When upscale whites move (e.g., to Portland), people celebrate it. But when poorer minorities move, people decry it as displacement.
While there is no doubt some displacement, focusing on this misses that the lower income often have fewer chances to make moves to pursue opportunity. This is a problem because longer distance migration is associated with higher incomes.
Fostering a narrative of inclusive opportunity of migration is the focus of my column in the current issue of Governing magazine. It draws on recent research from my Manhattan Institute colleague Scott Winship. Here’s an excerpt:
The good news is that the kinds of migration associated with economic improvement haven’t been in decline. Rather, much of the widely reported fall in migration rates comes from a decline in people moving within states, often within their same local community. These moves do not seem associated with economic status in the way that longer-distance ones are.

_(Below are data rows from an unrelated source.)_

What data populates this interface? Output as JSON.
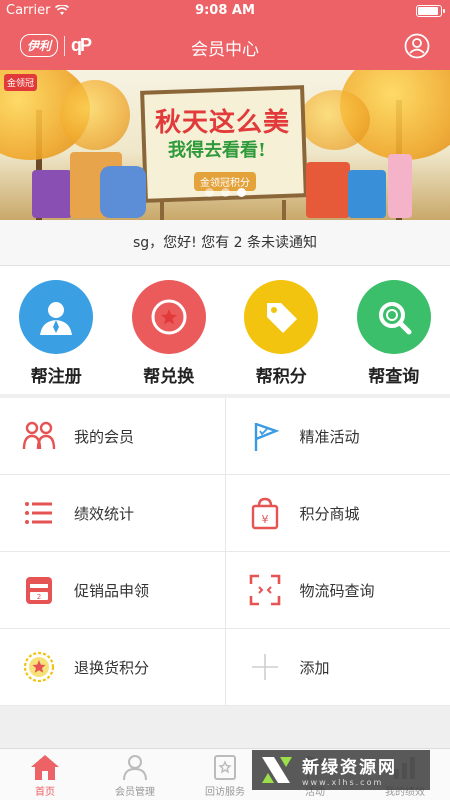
{
  "status": {
    "carrier": "Carrier",
    "time": "9:08 AM"
  },
  "nav": {
    "title": "会员中心",
    "logo_text": "伊利",
    "logo_mark": "qP"
  },
  "banner": {
    "headline": "秋天这么美",
    "subline": "我得去看看!",
    "tag": "金领冠积分",
    "brand": "金领冠",
    "dots": 3,
    "active_dot": 2
  },
  "notice": {
    "text": "sg，您好! 您有 2 条未读通知"
  },
  "quick_actions": [
    {
      "label": "帮注册",
      "color": "#3aa0e3",
      "icon": "person-icon"
    },
    {
      "label": "帮兑换",
      "color": "#ec5b5b",
      "icon": "star-icon"
    },
    {
      "label": "帮积分",
      "color": "#f2c40f",
      "icon": "tag-icon"
    },
    {
      "label": "帮查询",
      "color": "#3cbf6a",
      "icon": "magnifier-icon"
    }
  ],
  "menu": [
    {
      "left": {
        "label": "我的会员",
        "icon": "members-icon"
      },
      "right": {
        "label": "精准活动",
        "icon": "flag-icon"
      }
    },
    {
      "left": {
        "label": "绩效统计",
        "icon": "list-icon"
      },
      "right": {
        "label": "积分商城",
        "icon": "shopping-bag-icon"
      }
    },
    {
      "left": {
        "label": "促销品申领",
        "icon": "coupon-icon"
      },
      "right": {
        "label": "物流码查询",
        "icon": "scan-icon"
      }
    },
    {
      "left": {
        "label": "退换货积分",
        "icon": "star-badge-icon"
      },
      "right": {
        "label": "添加",
        "icon": "plus-icon"
      }
    }
  ],
  "tabs": [
    {
      "label": "首页",
      "icon": "home-icon",
      "active": true
    },
    {
      "label": "会员管理",
      "icon": "member-manage-icon",
      "active": false
    },
    {
      "label": "回访服务",
      "icon": "visit-service-icon",
      "active": false
    },
    {
      "label": "活动",
      "icon": "activity-icon",
      "active": false
    },
    {
      "label": "我的绩效",
      "icon": "performance-icon",
      "active": false
    }
  ],
  "watermark": {
    "main": "新绿资源网",
    "sub": "www.xlhs.com"
  },
  "colors": {
    "primary": "#ec6266",
    "accent_red": "#e23a3a",
    "tab_inactive": "#999999"
  }
}
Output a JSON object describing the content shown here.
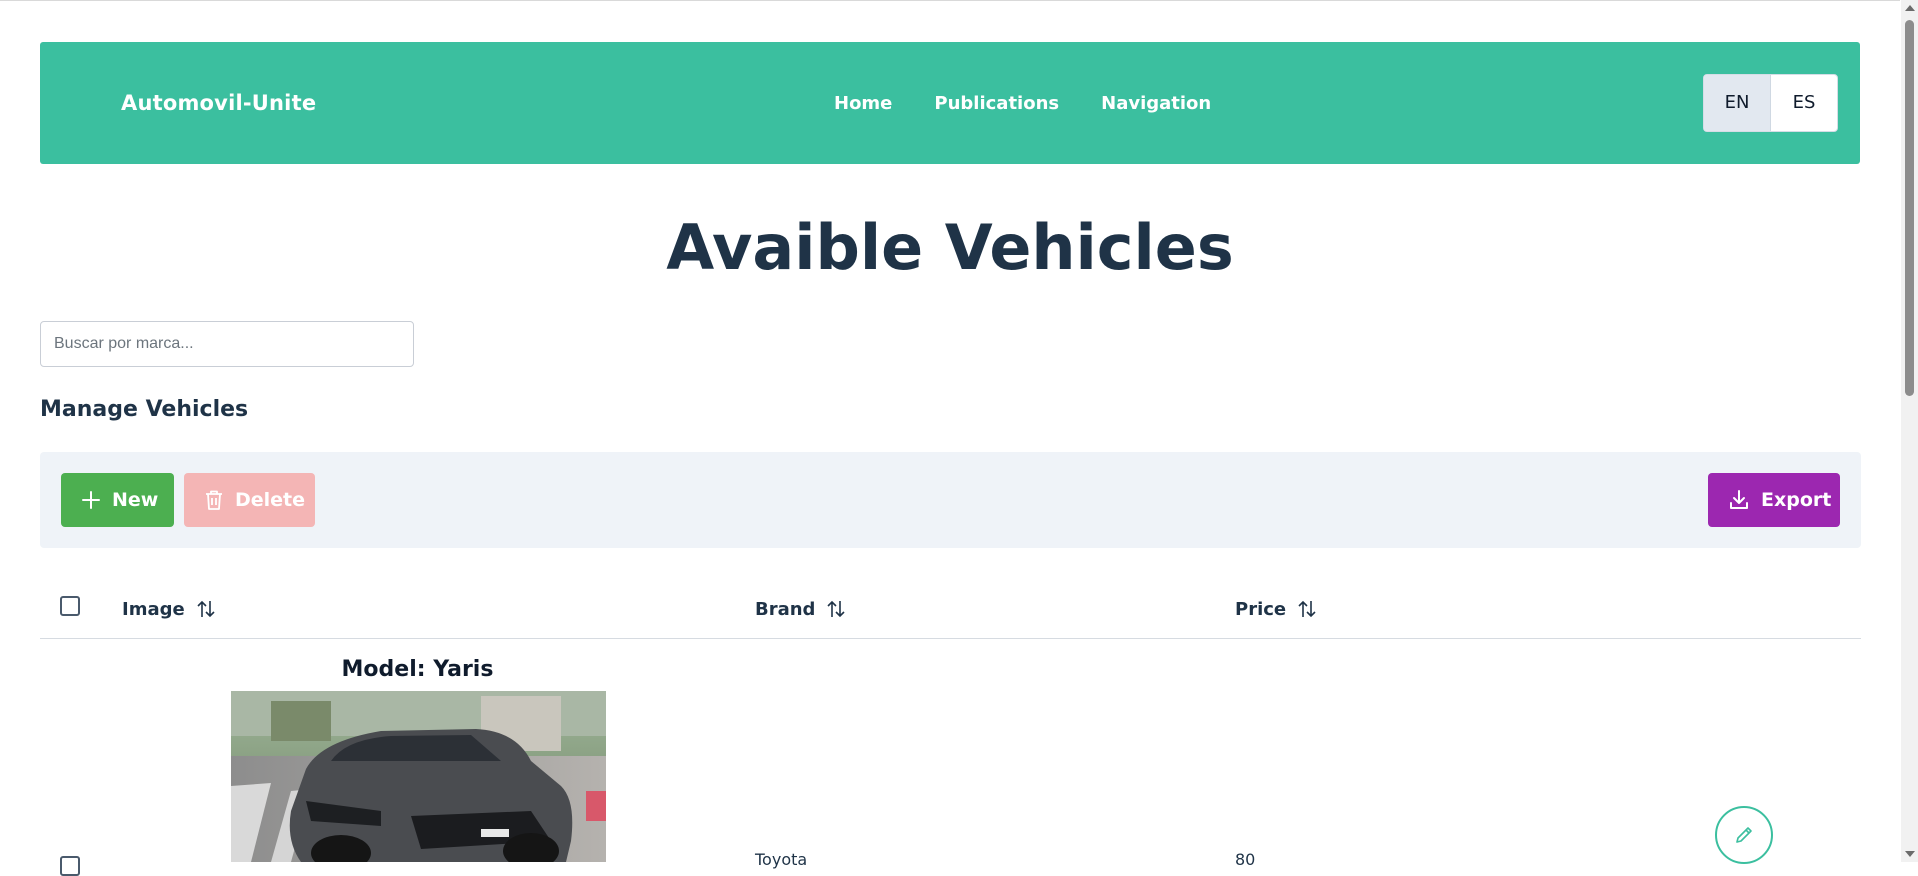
{
  "header": {
    "brand": "Automovil-Unite",
    "nav": [
      "Home",
      "Publications",
      "Navigation"
    ],
    "languages": [
      "EN",
      "ES"
    ],
    "active_language": "EN"
  },
  "page_title": "Avaible Vehicles",
  "search": {
    "placeholder": "Buscar por marca...",
    "value": ""
  },
  "section_title": "Manage Vehicles",
  "toolbar": {
    "new_label": "New",
    "delete_label": "Delete",
    "export_label": "Export"
  },
  "table": {
    "columns": [
      "Image",
      "Brand",
      "Price"
    ],
    "rows": [
      {
        "model": "Model: Yaris",
        "brand": "Toyota",
        "price": "80"
      }
    ]
  },
  "colors": {
    "header": "#3bbf9f",
    "new": "#4caf50",
    "delete": "#f4b5b5",
    "export": "#9c27b0",
    "title": "#1f3347"
  },
  "icons": [
    "plus-icon",
    "trash-icon",
    "download-icon",
    "sort-icon",
    "pencil-icon"
  ]
}
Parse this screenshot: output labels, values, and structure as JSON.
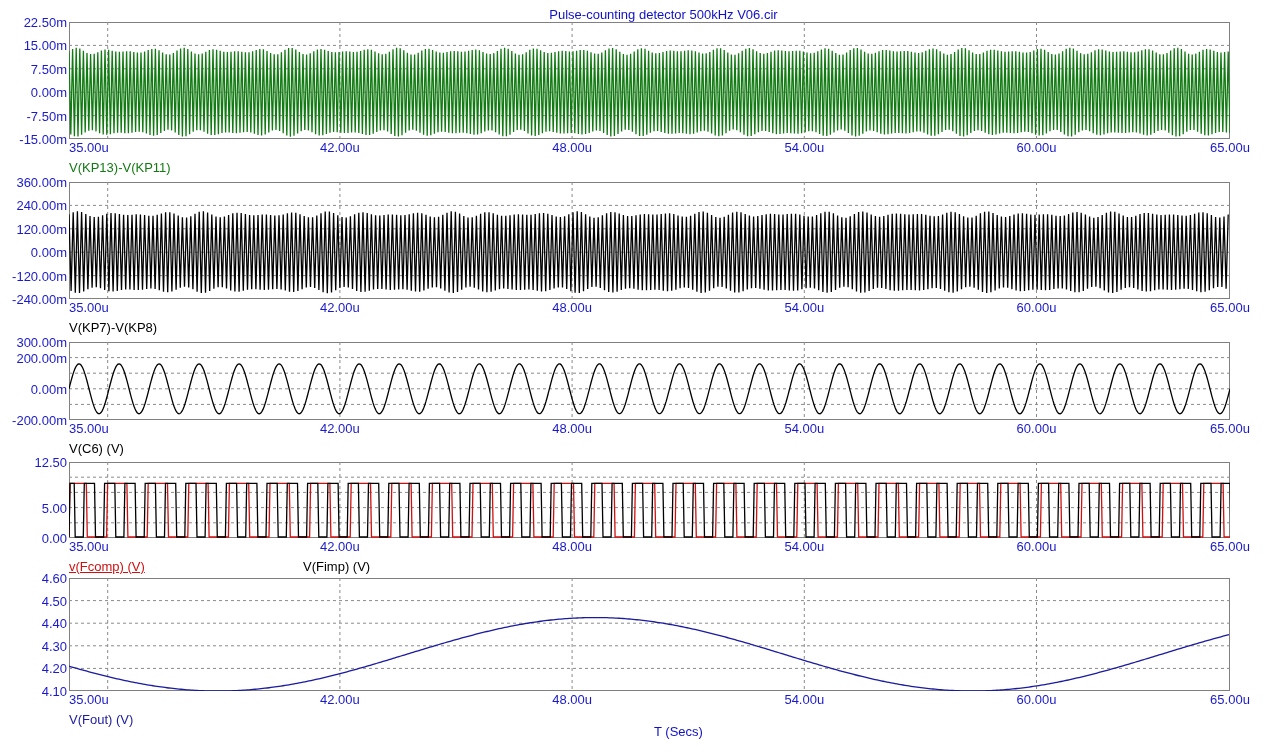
{
  "title": "Pulse-counting detector 500kHz V06.cir",
  "panels": [
    {
      "y_ticks": [
        "22.50m",
        "15.00m",
        "7.50m",
        "0.00m",
        "-7.50m",
        "-15.00m"
      ],
      "x_ticks": [
        "35.00u",
        "42.00u",
        "48.00u",
        "54.00u",
        "60.00u",
        "65.00u"
      ],
      "traces": [
        {
          "label": "V(KP13)-V(KP11)",
          "color": "#127a12",
          "kind": "dense",
          "selected": false
        }
      ]
    },
    {
      "y_ticks": [
        "360.00m",
        "240.00m",
        "120.00m",
        "0.00m",
        "-120.00m",
        "-240.00m"
      ],
      "x_ticks": [
        "35.00u",
        "42.00u",
        "48.00u",
        "54.00u",
        "60.00u",
        "65.00u"
      ],
      "traces": [
        {
          "label": "V(KP7)-V(KP8)",
          "color": "#000000",
          "kind": "dense",
          "selected": false
        }
      ]
    },
    {
      "y_ticks": [
        "300.00m",
        "200.00m",
        "0.00m",
        "-200.00m"
      ],
      "x_ticks": [
        "35.00u",
        "42.00u",
        "48.00u",
        "54.00u",
        "60.00u",
        "65.00u"
      ],
      "traces": [
        {
          "label": "V(C6) (V)",
          "color": "#000000",
          "kind": "sine",
          "selected": false
        }
      ]
    },
    {
      "y_ticks": [
        "12.50",
        "5.00",
        "0.00"
      ],
      "x_ticks": [
        "35.00u",
        "42.00u",
        "48.00u",
        "54.00u",
        "60.00u",
        "65.00u"
      ],
      "traces": [
        {
          "label": "v(Fcomp) (V)",
          "color": "#d01010",
          "kind": "square",
          "selected": true
        },
        {
          "label": "V(Fimp) (V)",
          "color": "#000000",
          "kind": "square",
          "selected": false
        }
      ]
    },
    {
      "y_ticks": [
        "4.60",
        "4.50",
        "4.40",
        "4.30",
        "4.20",
        "4.10"
      ],
      "x_ticks": [
        "35.00u",
        "42.00u",
        "48.00u",
        "54.00u",
        "60.00u",
        "65.00u"
      ],
      "traces": [
        {
          "label": "V(Fout) (V)",
          "color": "#1a1aa0",
          "kind": "slow-sine",
          "selected": false
        }
      ]
    }
  ],
  "x_axis_label": "T (Secs)"
}
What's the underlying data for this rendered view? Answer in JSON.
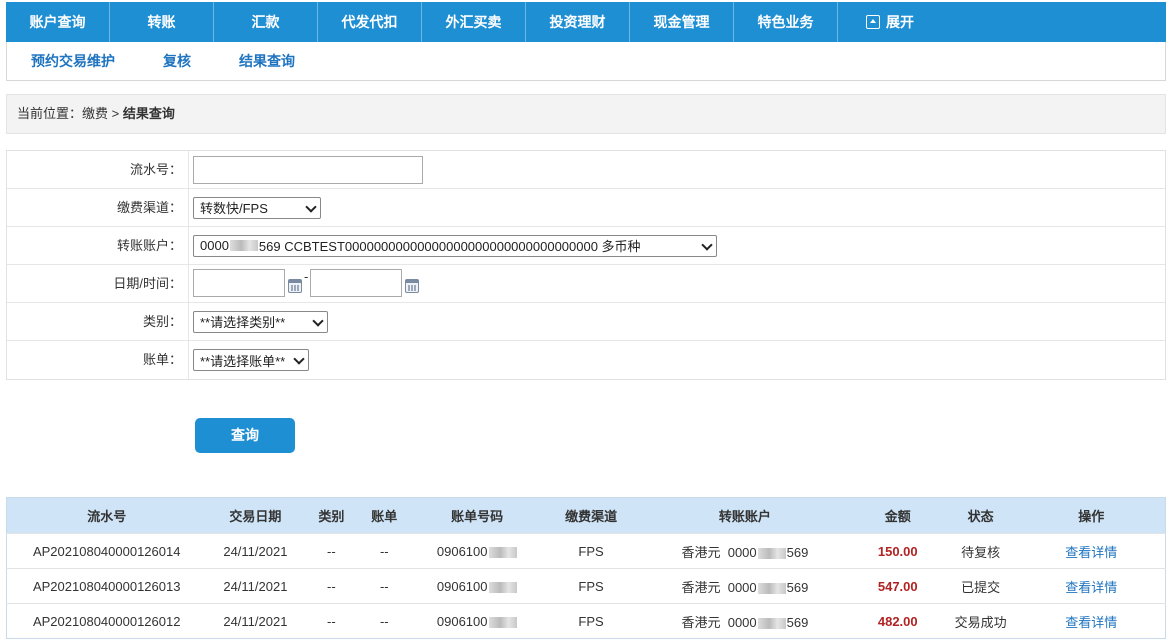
{
  "topnav": {
    "items": [
      "账户查询",
      "转账",
      "汇款",
      "代发代扣",
      "外汇买卖",
      "投资理财",
      "现金管理",
      "特色业务"
    ],
    "expand_label": "展开"
  },
  "subnav": {
    "items": [
      "预约交易维护",
      "复核",
      "结果查询"
    ]
  },
  "breadcrumb": {
    "prefix": "当前位置：缴费 > ",
    "current": "结果查询"
  },
  "form": {
    "serial_label": "流水号：",
    "serial_value": "",
    "channel_label": "缴费渠道：",
    "channel_value": "转数快/FPS",
    "account_label": "转账账户：",
    "account_prefix": "0000",
    "account_suffix": "569 CCBTEST00000000000000000000000000000000000 多币种",
    "date_label": "日期/时间：",
    "date_from": "",
    "date_to": "",
    "date_sep": "-",
    "category_label": "类别：",
    "category_value": "**请选择类别**",
    "bill_label": "账单：",
    "bill_value": "**请选择账单**"
  },
  "query_button": "查询",
  "table": {
    "headers": [
      "流水号",
      "交易日期",
      "类别",
      "账单",
      "账单号码",
      "缴费渠道",
      "转账账户",
      "金额",
      "状态",
      "操作"
    ],
    "rows": [
      {
        "serial": "AP202108040000126014",
        "date": "24/11/2021",
        "category": "--",
        "bill": "--",
        "bill_no": "0906100",
        "channel": "FPS",
        "currency": "香港元",
        "acct_prefix": "0000",
        "acct_suffix": "569",
        "amount": "150.00",
        "status": "待复核",
        "action": "查看详情"
      },
      {
        "serial": "AP202108040000126013",
        "date": "24/11/2021",
        "category": "--",
        "bill": "--",
        "bill_no": "0906100",
        "channel": "FPS",
        "currency": "香港元",
        "acct_prefix": "0000",
        "acct_suffix": "569",
        "amount": "547.00",
        "status": "已提交",
        "action": "查看详情"
      },
      {
        "serial": "AP202108040000126012",
        "date": "24/11/2021",
        "category": "--",
        "bill": "--",
        "bill_no": "0906100",
        "channel": "FPS",
        "currency": "香港元",
        "acct_prefix": "0000",
        "acct_suffix": "569",
        "amount": "482.00",
        "status": "交易成功",
        "action": "查看详情"
      }
    ]
  }
}
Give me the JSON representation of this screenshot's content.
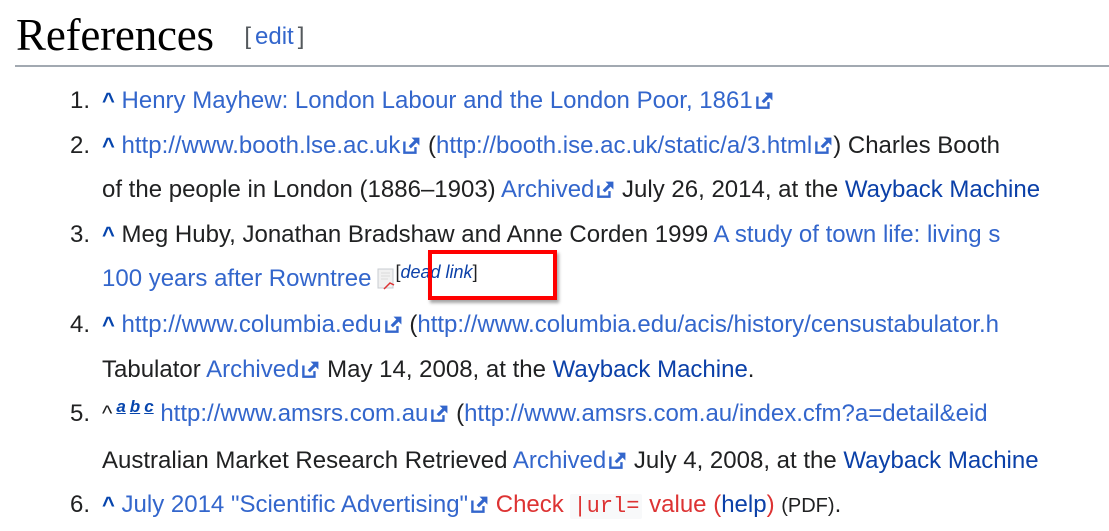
{
  "section": {
    "title": "References",
    "edit_open": "[",
    "edit_label": "edit",
    "edit_close": "]"
  },
  "icons": {
    "external_link": "external-link-icon",
    "broken_file": "broken-file-icon",
    "back_caret": "^"
  },
  "colors": {
    "link": "#3366cc",
    "visited_link": "#0b40a8",
    "error": "#dd3333",
    "highlight": "#ff0000",
    "rule": "#a2a9b1"
  },
  "references": [
    {
      "number": "1.",
      "caret": "^",
      "link1": "Henry Mayhew: London Labour and the London Poor, 1861"
    },
    {
      "number": "2.",
      "caret": "^",
      "link1": "http://www.booth.lse.ac.uk",
      "paren_open": " (",
      "link2": "http://booth.ise.ac.uk/static/a/3.html",
      "text1": ") Charles Booth",
      "line2_text": "of the people in London (1886–1903) ",
      "archived": "Archived",
      "date_text": " July 26, 2014, at the ",
      "wayback": "Wayback Machine"
    },
    {
      "number": "3.",
      "caret": "^",
      "text1": "Meg Huby, Jonathan Bradshaw and Anne Corden 1999 ",
      "link1_part1": "A study of town life: living s",
      "link1_part2": "100 years after Rowntree",
      "dead_open": "[",
      "dead_link": "dead link",
      "dead_close": "]"
    },
    {
      "number": "4.",
      "caret": "^",
      "link1": "http://www.columbia.edu",
      "paren_open": " (",
      "link2": "http://www.columbia.edu/acis/history/censustabulator.h",
      "line2_text": "Tabulator ",
      "archived": "Archived",
      "date_text": " May 14, 2008, at the ",
      "wayback": "Wayback Machine",
      "end": "."
    },
    {
      "number": "5.",
      "caret": "^",
      "backlinks": [
        "a",
        "b",
        "c"
      ],
      "link1": "http://www.amsrs.com.au",
      "paren_open": " (",
      "link2": "http://www.amsrs.com.au/index.cfm?a=detail&eid",
      "line2_text": "Australian Market Research Retrieved ",
      "archived": "Archived",
      "date_text": " July 4, 2008, at the ",
      "wayback": "Wayback Machine"
    },
    {
      "number": "6.",
      "caret": "^",
      "link1": "July 2014 \"Scientific Advertising\"",
      "error_check": "Check ",
      "error_code": "|url=",
      "error_value": " value ",
      "help_open": "(",
      "help_label": "help",
      "help_close": ")",
      "format": "(PDF)",
      "end": "."
    }
  ]
}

The bad news is that lower-income blacks and Hispanics have lower levels of the beneficial kind of migration than do lower-income whites. Winship stresses that his research doesn’t prove that migration causes upward mobility. It may be that those who move are people who would have succeeded regardless of where they lived. But the fact that fewer blacks and Hispanics than whites are moving suggests that some of them who could benefit from migration aren’t able to take advantage of it.
Click through to read the whole thing.